Not only does this result in scientists confusing their maps of reality with reality itself (see earlier post), it leads to much of our lives being led at second hand, as we focus on our conceptual maps of what is going on, rather than on the real lived experience. This is perhaps a contribution to the disconnection from body mentioned in my post reviewing In Touch.
This is not intended as a criticism of the left hemisphere, indeed this is where social media such as blogs largely reside. It is just that we do need to be aware of what is going on and ‘remember’ our real selves.
The book of the above title was on Waterstones’ blockbuster non-fiction table, so I thought I’d give it a go. ‘Ten maps that tell you all about global politics’ seemed a good subtitle. The author is Tim Marshall.
The book actually does do what it says, shows how geography is the major factor in much of global politics, and explains how this works in different areas of the world.
It was interesting to read about the main geographical features and conflicts in each area of the world, although I did get the impression that a lot of today’s political problems are caused not by geography but by the arbitrary lines drawn on maps by dominant Europeans in that brief period of colonial expansion of the 19th century and subsequent decolonisation – such as the borders of Iraq, Syria, lack of Kurdish state, India/Pakistan,…
The relevance of the north European plain for both Western Europe and Russia is quite striking – how easy it is to attack on a wide plain rather than through mountains, as indeed Napoleon and Hitler did at their peril, as supply lines became over-stretched. The importance of a non-aligned Ukraine to Russia is also clearly explained, as is the impeccable logic that led to the recent Russian taking of the Crimea.
And if you want insight into the likely problems in the China Sea and the Arctic Ocean over coming decades, this book gives a fair idea.

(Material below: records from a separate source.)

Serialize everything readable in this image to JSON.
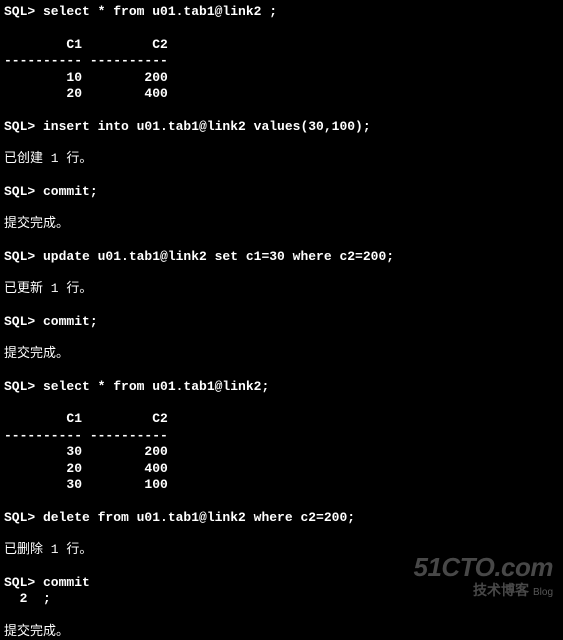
{
  "prompt": "SQL>",
  "lines": [
    {
      "type": "cmd",
      "text": "SQL> select * from u01.tab1@link2 ;"
    },
    {
      "type": "blank"
    },
    {
      "type": "cmd",
      "text": "        C1         C2"
    },
    {
      "type": "cmd",
      "text": "---------- ----------"
    },
    {
      "type": "cmd",
      "text": "        10        200"
    },
    {
      "type": "cmd",
      "text": "        20        400"
    },
    {
      "type": "blank"
    },
    {
      "type": "cmd",
      "text": "SQL> insert into u01.tab1@link2 values(30,100);"
    },
    {
      "type": "blank"
    },
    {
      "type": "msg",
      "text": "已创建 1 行。"
    },
    {
      "type": "blank"
    },
    {
      "type": "cmd",
      "text": "SQL> commit;"
    },
    {
      "type": "blank"
    },
    {
      "type": "msg",
      "text": "提交完成。"
    },
    {
      "type": "blank"
    },
    {
      "type": "cmd",
      "text": "SQL> update u01.tab1@link2 set c1=30 where c2=200;"
    },
    {
      "type": "blank"
    },
    {
      "type": "msg",
      "text": "已更新 1 行。"
    },
    {
      "type": "blank"
    },
    {
      "type": "cmd",
      "text": "SQL> commit;"
    },
    {
      "type": "blank"
    },
    {
      "type": "msg",
      "text": "提交完成。"
    },
    {
      "type": "blank"
    },
    {
      "type": "cmd",
      "text": "SQL> select * from u01.tab1@link2;"
    },
    {
      "type": "blank"
    },
    {
      "type": "cmd",
      "text": "        C1         C2"
    },
    {
      "type": "cmd",
      "text": "---------- ----------"
    },
    {
      "type": "cmd",
      "text": "        30        200"
    },
    {
      "type": "cmd",
      "text": "        20        400"
    },
    {
      "type": "cmd",
      "text": "        30        100"
    },
    {
      "type": "blank"
    },
    {
      "type": "cmd",
      "text": "SQL> delete from u01.tab1@link2 where c2=200;"
    },
    {
      "type": "blank"
    },
    {
      "type": "msg",
      "text": "已删除 1 行。"
    },
    {
      "type": "blank"
    },
    {
      "type": "cmd",
      "text": "SQL> commit"
    },
    {
      "type": "cmd",
      "text": "  2  ;"
    },
    {
      "type": "blank"
    },
    {
      "type": "msg",
      "text": "提交完成。"
    }
  ],
  "watermark": {
    "main": "51CTO.com",
    "sub": "技术博客",
    "blog": "Blog"
  }
}
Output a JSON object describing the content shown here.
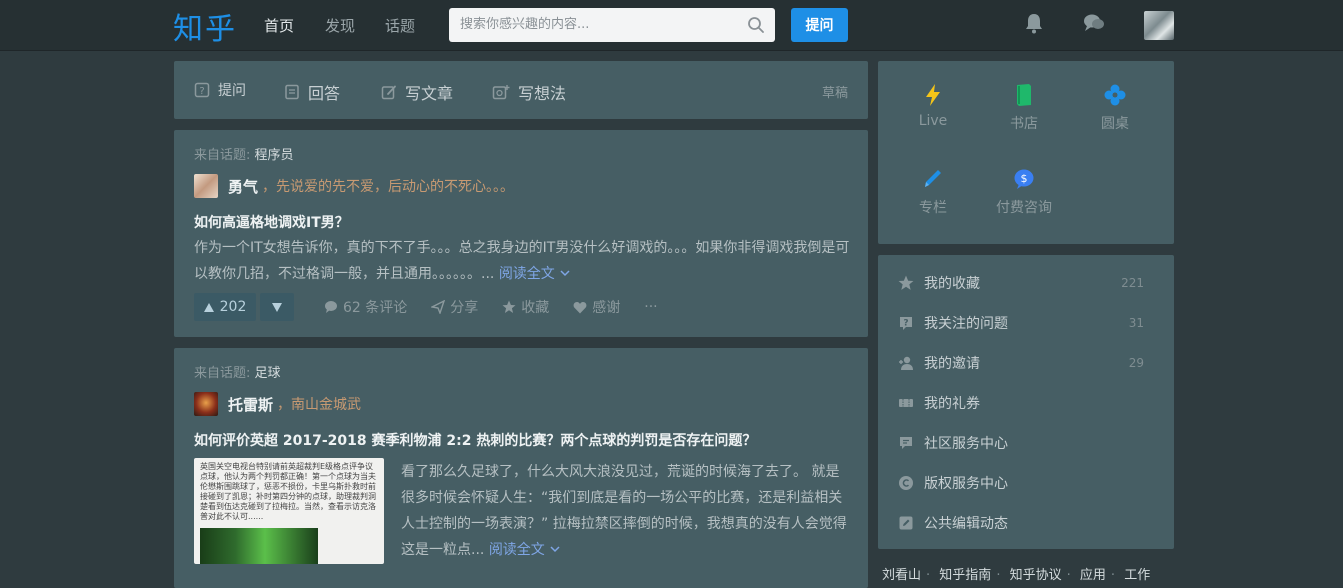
{
  "header": {
    "logo": "知乎",
    "nav": [
      "首页",
      "发现",
      "话题"
    ],
    "search_placeholder": "搜索你感兴趣的内容...",
    "ask_label": "提问"
  },
  "compose": {
    "ask": "提问",
    "answer": "回答",
    "article": "写文章",
    "idea": "写想法",
    "draft": "草稿"
  },
  "feed": [
    {
      "topic_prefix": "来自话题:",
      "topic": "程序员",
      "author": "勇气",
      "bio": "，先说爱的先不爱，后动心的不死心。。。",
      "title": "如何高逼格地调戏IT男？",
      "excerpt": "作为一个IT女想告诉你，真的下不了手。。。总之我身边的IT男没什么好调戏的。。。如果你非得调戏我倒是可以教你几招，不过格调一般，并且通用。。。。。。...",
      "read_more": "阅读全文",
      "votes": "202",
      "comments": "62 条评论",
      "share": "分享",
      "collect": "收藏",
      "thanks": "感谢",
      "more": "···"
    },
    {
      "topic_prefix": "来自话题:",
      "topic": "足球",
      "author": "托雷斯",
      "bio": "，南山金城武",
      "title": "如何评价英超 2017-2018 赛季利物浦 2:2 热刺的比赛？两个点球的判罚是否存在问题？",
      "thumb_text": "英国关空电视台特别请前英超裁判E级格点评争议点球，他认为两个判罚都正确！第一个点球为当夫伦懋斯围跳球了，惩恶不损份，卡里乌斯扑救时前接碰到了凯恩；补时第四分钟的点球，助理裁判洞楚看到伍达克碰到了拉梅拉。当然，查看示访克洛普对此不认可......",
      "excerpt": "看了那么久足球了，什么大风大浪没见过，荒诞的时候海了去了。 就是很多时候会怀疑人生：“我们到底是看的一场公平的比赛，还是利益相关人士控制的一场表演？” 拉梅拉禁区摔倒的时候，我想真的没有人会觉得这是一粒点...",
      "read_more": "阅读全文"
    }
  ],
  "sidebar": {
    "grid": [
      "Live",
      "书店",
      "圆桌",
      "专栏",
      "付费咨询"
    ],
    "list": [
      {
        "label": "我的收藏",
        "count": "221",
        "icon": "star-icon"
      },
      {
        "label": "我关注的问题",
        "count": "31",
        "icon": "question-icon"
      },
      {
        "label": "我的邀请",
        "count": "29",
        "icon": "invite-icon"
      },
      {
        "label": "我的礼券",
        "count": "",
        "icon": "coupon-icon"
      },
      {
        "label": "社区服务中心",
        "count": "",
        "icon": "service-icon"
      },
      {
        "label": "版权服务中心",
        "count": "",
        "icon": "copyright-icon"
      },
      {
        "label": "公共编辑动态",
        "count": "",
        "icon": "edit-icon"
      }
    ],
    "footer": [
      "刘看山",
      "知乎指南",
      "知乎协议",
      "应用",
      "工作"
    ]
  },
  "colors": {
    "brand": "#1e8fe6",
    "panel": "#465e64",
    "background": "#2f3b3f"
  }
}
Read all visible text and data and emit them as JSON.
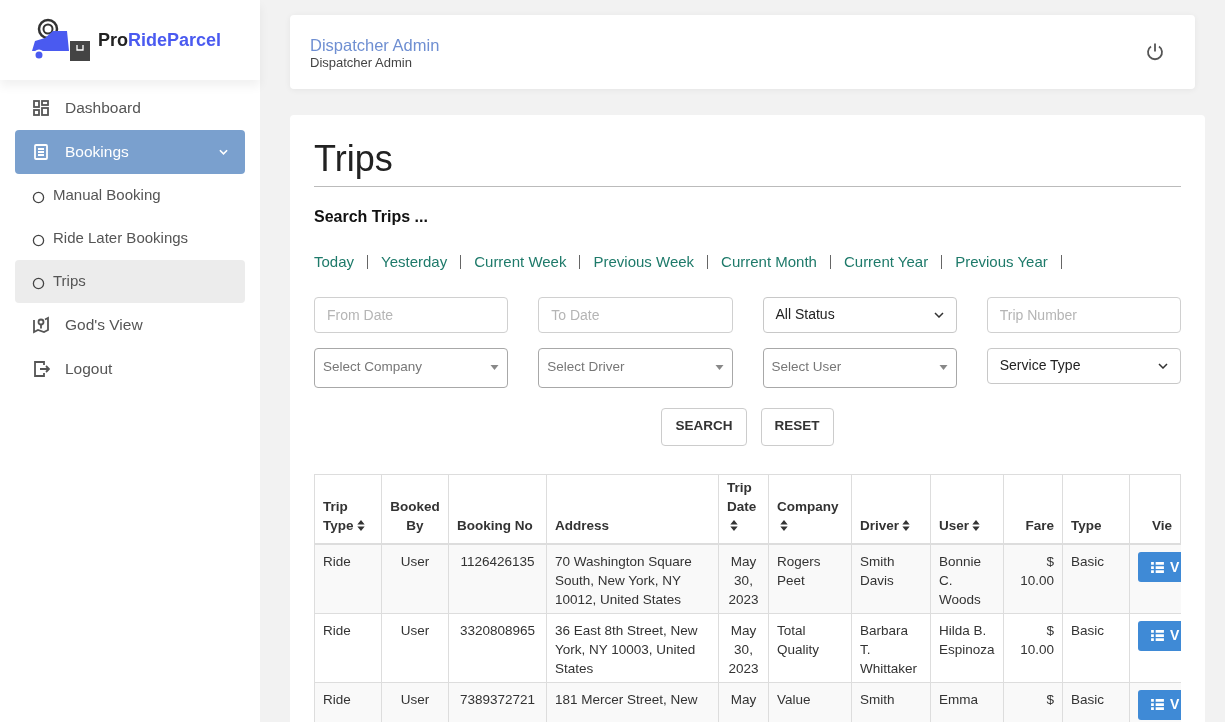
{
  "brand": {
    "prefix": "Pro",
    "suffix": "RideParcel"
  },
  "sidebar": {
    "items": [
      {
        "label": "Dashboard",
        "selected": false
      },
      {
        "label": "Bookings",
        "selected": true,
        "expanded": true,
        "children": [
          {
            "label": "Manual Booking",
            "selected": false
          },
          {
            "label": "Ride Later Bookings",
            "selected": false
          },
          {
            "label": "Trips",
            "selected": true
          }
        ]
      },
      {
        "label": "God's View",
        "selected": false
      },
      {
        "label": "Logout",
        "selected": false
      }
    ]
  },
  "header": {
    "title": "Dispatcher Admin",
    "subtitle": "Dispatcher Admin"
  },
  "page_title": "Trips",
  "search_heading": "Search Trips ...",
  "date_filters": [
    "Today",
    "Yesterday",
    "Current Week",
    "Previous Week",
    "Current Month",
    "Current Year",
    "Previous Year"
  ],
  "filters": [
    {
      "kind": "input",
      "placeholder": "From Date"
    },
    {
      "kind": "input",
      "placeholder": "To Date"
    },
    {
      "kind": "select",
      "value": "All Status"
    },
    {
      "kind": "input",
      "placeholder": "Trip Number"
    },
    {
      "kind": "combo",
      "placeholder": "Select Company"
    },
    {
      "kind": "combo",
      "placeholder": "Select Driver"
    },
    {
      "kind": "combo",
      "placeholder": "Select User"
    },
    {
      "kind": "select",
      "value": "Service Type"
    }
  ],
  "buttons": [
    "SEARCH",
    "RESET"
  ],
  "table": {
    "columns": [
      {
        "label": "Trip Type",
        "sortable": true
      },
      {
        "label": "Booked By",
        "sortable": false
      },
      {
        "label": "Booking No",
        "sortable": false
      },
      {
        "label": "Address",
        "sortable": false
      },
      {
        "label": "Trip Date",
        "sortable": true
      },
      {
        "label": "Company",
        "sortable": true
      },
      {
        "label": "Driver",
        "sortable": true
      },
      {
        "label": "User",
        "sortable": true
      },
      {
        "label": "Fare",
        "sortable": false
      },
      {
        "label": "Type",
        "sortable": false
      },
      {
        "label": "Vie",
        "sortable": false
      }
    ],
    "rows": [
      {
        "cells": [
          "Ride",
          "User",
          "1126426135",
          "70 Washington Square South, New York, NY 10012, United States",
          "May 30, 2023",
          "Rogers Peet",
          "Smith Davis",
          "Bonnie C. Woods",
          "$ 10.00",
          "Basic"
        ],
        "action": "V"
      },
      {
        "cells": [
          "Ride",
          "User",
          "3320808965",
          "36 East 8th Street, New York, NY 10003, United States",
          "May 30, 2023",
          "Total Quality",
          "Barbara T. Whittaker",
          "Hilda B. Espinoza",
          "$ 10.00",
          "Basic"
        ],
        "action": "V"
      },
      {
        "cells": [
          "Ride",
          "User",
          "7389372721",
          "181 Mercer Street, New",
          "May",
          "Value",
          "Smith",
          "Emma",
          "$",
          "Basic"
        ],
        "action": "V"
      }
    ]
  }
}
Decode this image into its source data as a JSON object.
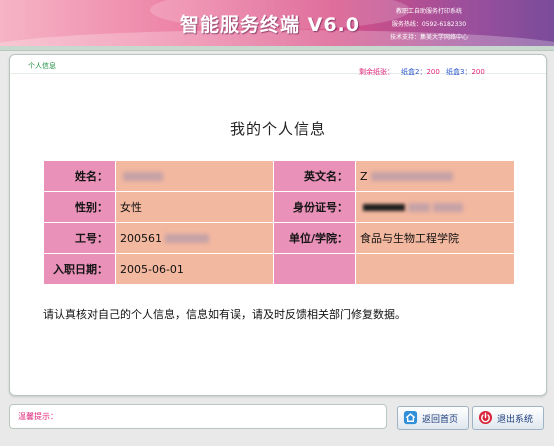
{
  "header": {
    "app_title": "智能服务终端 V6.0",
    "system_name": "教职工自助服务打印系统",
    "hotline": "服务热线：0592-6182330",
    "support": "技术支持：集美大学网络中心"
  },
  "status": {
    "tab_label": "个人信息",
    "paper_remaining_label": "剩余纸张：",
    "tray2_label": "纸盒2：",
    "tray2_value": "200",
    "tray3_label": "纸盒3：",
    "tray3_value": "200"
  },
  "page_title": "我的个人信息",
  "fields": {
    "name": {
      "label": "姓名：",
      "value": ""
    },
    "english_name": {
      "label": "英文名：",
      "value": "Z"
    },
    "gender": {
      "label": "性别：",
      "value": "女性"
    },
    "id_number": {
      "label": "身份证号：",
      "value": ""
    },
    "staff_no": {
      "label": "工号：",
      "value": "200561"
    },
    "unit": {
      "label": "单位/学院：",
      "value": "食品与生物工程学院"
    },
    "entry_date": {
      "label": "入职日期：",
      "value": "2005-06-01"
    },
    "empty_label": "",
    "empty_value": ""
  },
  "note": "请认真核对自己的个人信息，信息如有误，请及时反馈相关部门修复数据。",
  "footer": {
    "hint_label": "温馨提示：",
    "home_button": "返回首页",
    "exit_button": "退出系统"
  },
  "colors": {
    "label_cell": "#e991b9",
    "value_cell": "#f3b8a0",
    "accent": "#e0267a"
  },
  "icons": {
    "home": "home-icon",
    "exit": "power-icon"
  }
}
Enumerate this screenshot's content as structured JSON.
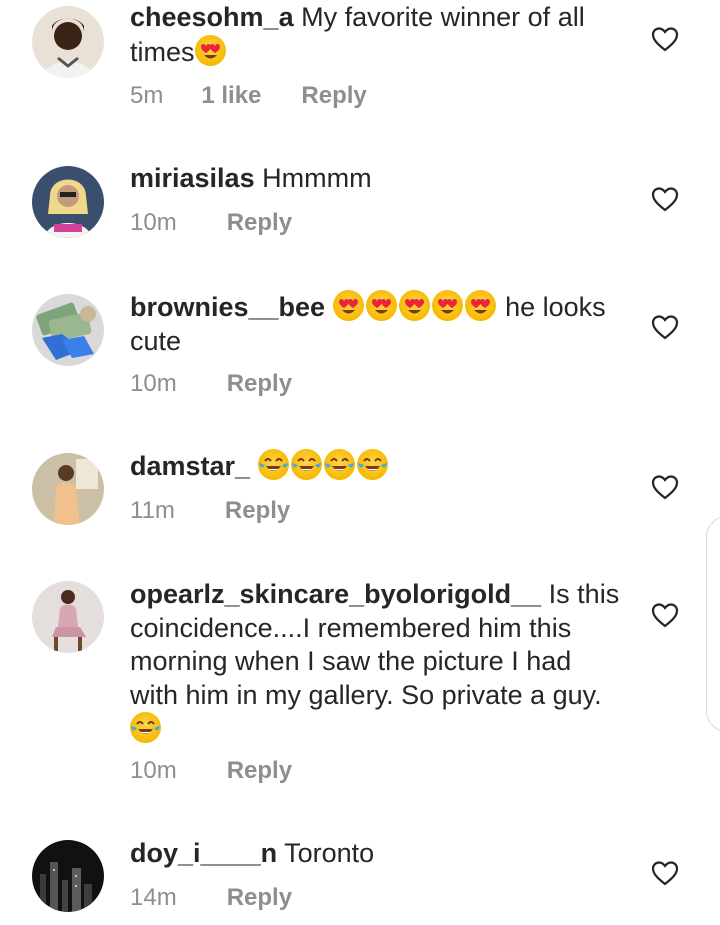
{
  "comments": [
    {
      "username": "cheesohm_a",
      "text": " My favorite winner of all times",
      "emojis": [
        "heart-eyes"
      ],
      "time": "5m",
      "likes": "1 like",
      "reply": "Reply"
    },
    {
      "username": "miriasilas",
      "text": " Hmmmm",
      "emojis": [],
      "time": "10m",
      "likes": "",
      "reply": "Reply"
    },
    {
      "username": "brownies__bee",
      "text_before": " ",
      "emojis": [
        "heart-eyes",
        "heart-eyes",
        "heart-eyes",
        "heart-eyes",
        "heart-eyes"
      ],
      "text": " he looks cute",
      "time": "10m",
      "likes": "",
      "reply": "Reply"
    },
    {
      "username": "damstar_",
      "text": " ",
      "emojis": [
        "tears-of-joy",
        "tears-of-joy",
        "tears-of-joy",
        "tears-of-joy"
      ],
      "time": "11m",
      "likes": "",
      "reply": "Reply"
    },
    {
      "username": "opearlz_skincare_byolorigold__",
      "text": " Is this coincidence....I remembered him this morning when I saw the picture I had with him in my gallery. So private a guy.",
      "emojis": [
        "tears-of-joy"
      ],
      "time": "10m",
      "likes": "",
      "reply": "Reply"
    },
    {
      "username": "doy_i____n",
      "text": " Toronto",
      "emojis": [],
      "time": "14m",
      "likes": "",
      "reply": "Reply"
    }
  ],
  "icons": {
    "like": "heart-outline-icon",
    "emoji_heart_eyes": "heart-eyes-emoji",
    "emoji_laugh": "tears-of-joy-emoji"
  },
  "colors": {
    "text": "#262626",
    "secondary": "#8e8e8e",
    "emoji_face": "#f7b900",
    "emoji_heart": "#e8253a",
    "emoji_tear": "#3fa9f5"
  }
}
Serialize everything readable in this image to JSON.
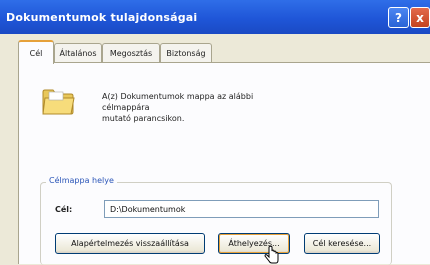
{
  "window": {
    "title": "Dokumentumok tulajdonságai",
    "help_label": "?",
    "close_label": "x"
  },
  "tabs": [
    {
      "label": "Cél",
      "active": true
    },
    {
      "label": "Általános",
      "active": false
    },
    {
      "label": "Megosztás",
      "active": false
    },
    {
      "label": "Biztonság",
      "active": false
    }
  ],
  "main": {
    "description_line1": "A(z) Dokumentumok mappa az alábbi célmappára",
    "description_line2": "mutató parancsikon.",
    "group_title": "Célmappa helye",
    "target_label": "Cél:",
    "target_value": "D:\\Dokumentumok",
    "buttons": {
      "restore_default": "Alapértelmezés visszaállítása",
      "move": "Áthelyezés...",
      "find_target": "Cél keresése..."
    }
  },
  "icons": {
    "folder": "folder-icon",
    "cursor": "mouse-pointer-icon"
  }
}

I guess the question for humanity is whether we are going to continue to be prisoners of geography, and fight the same battles over and over again, or whether we are going to move beyond that to de-emphasise the national ego in favour of the collective well being that will come increasingly under threat with the changes caused by global warming and pollution. At the end of the day, all these geographies are interconnected, as are all their populations. We are really one humanity living in one world.